§ **Extracted data entries**
<<<<
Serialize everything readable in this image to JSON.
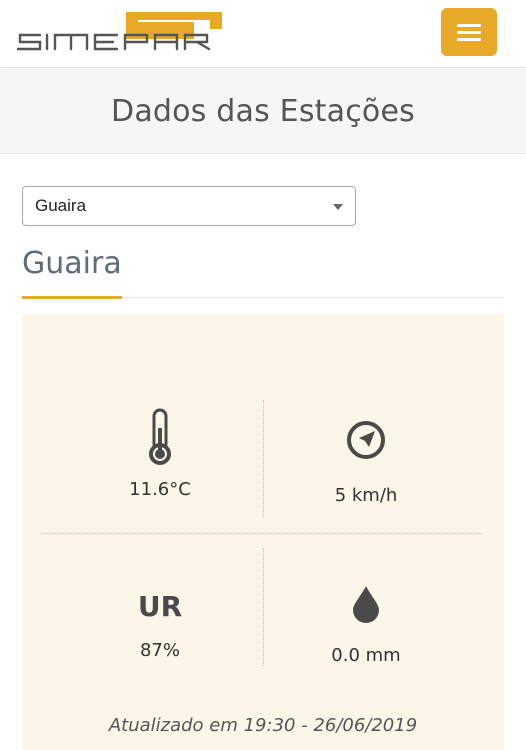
{
  "header": {
    "logo_text": "SIMEPAR",
    "menu_icon": "hamburger-icon"
  },
  "page": {
    "title": "Dados das Estações"
  },
  "station_select": {
    "selected": "Guaira"
  },
  "station": {
    "name": "Guaira"
  },
  "readings": {
    "temperature": "11.6°C",
    "wind": "5 km/h",
    "humidity_label": "UR",
    "humidity": "87%",
    "rain": "0.0 mm"
  },
  "icons": {
    "temperature": "thermometer-icon",
    "wind": "compass-icon",
    "rain": "drop-icon"
  },
  "updated": "Atualizado em 19:30 - 26/06/2019",
  "colors": {
    "accent": "#e8a928",
    "panel_bg": "#fbf6e7",
    "icon": "#4a4a4a"
  }
}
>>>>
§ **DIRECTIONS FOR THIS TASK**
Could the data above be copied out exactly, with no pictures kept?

§ **COMPLETED EXERCISE**
Serialize everything readable in this image to JSON.
{
  "header": {
    "logo_text": "SIMEPAR",
    "menu_icon": "hamburger-icon"
  },
  "page": {
    "title": "Dados das Estações"
  },
  "station_select": {
    "selected": "Guaira"
  },
  "station": {
    "name": "Guaira"
  },
  "readings": {
    "temperature": "11.6°C",
    "wind": "5 km/h",
    "humidity_label": "UR",
    "humidity": "87%",
    "rain": "0.0 mm"
  },
  "icons": {
    "temperature": "thermometer-icon",
    "wind": "compass-icon",
    "rain": "drop-icon"
  },
  "updated": "Atualizado em 19:30 - 26/06/2019",
  "colors": {
    "accent": "#e8a928",
    "panel_bg": "#fbf6e7",
    "icon": "#4a4a4a"
  }
}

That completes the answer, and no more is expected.